Real property (i.e. a home, cabin up north, vacation property, vacant land) which is owned by one or more individuals will require probate once the final living owner passes away. Even worse, that probate must be filed in the county where the property is located. This means that if you or a family member owns that vacation home in Naples, you will need to retain a Florida licensed attorney to probate that property.
One solution to the probate dilemma is to add other people to the deed. However, this resolution is fraught with catastrophic problems, including possible uncapping, unintended divesting, and hindering a person’s ability to sell, mortgage or lease their own property. This is especially problematic for younger couples, like myself, who own their first home.
So, what can be done to avoid probate, guarantee the property passes after your death, but not hinder your ownership rights while you are still alive? Three words, Lady Bird Deed.
A Lady Bird Deed, often called an Enhanced Life Estate, Transfer on Death Deed, or Beneficiary Deed, depending on what state your real property is located in, allows the owner or owners to name a trust, individual, or even group of individuals who will inherit the property right in the deed. This means the property will pass automatically upon the owner’s death and avoid probate. Not only will the property avoid probate, but during the property owner retains their right to sell, lease, mortgage, rent, or otherwise alter or dispose of the property as they wish during their life, without the need to obtain signatures or permission from the beneficiaries they name. This means the owner retains full control while simultaneously insuring that the property will avoid probate. The best part, a properly drafted deed will cost you less then the court costs and fees incurred in even the smallest probate estate.
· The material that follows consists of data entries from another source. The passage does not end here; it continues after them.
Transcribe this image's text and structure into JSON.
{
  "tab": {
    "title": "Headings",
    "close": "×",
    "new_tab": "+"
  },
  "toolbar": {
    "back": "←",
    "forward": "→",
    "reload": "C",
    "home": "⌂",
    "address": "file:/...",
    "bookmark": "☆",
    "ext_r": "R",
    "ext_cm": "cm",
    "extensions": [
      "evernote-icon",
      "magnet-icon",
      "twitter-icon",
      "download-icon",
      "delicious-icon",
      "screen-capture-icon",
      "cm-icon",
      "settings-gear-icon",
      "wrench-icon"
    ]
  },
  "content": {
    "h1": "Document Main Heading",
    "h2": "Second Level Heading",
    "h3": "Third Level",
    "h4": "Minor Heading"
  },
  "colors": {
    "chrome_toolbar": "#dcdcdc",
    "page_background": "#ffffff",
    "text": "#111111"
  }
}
If you or a loved one own property contact Attorney Andrew Babnik Jr. at Kelly & Kelly to discuss how this simply and inexpensive deed can save you and your thousands in probate fees and costs and avoid the need to file a probate action in every county of every state your property is located in!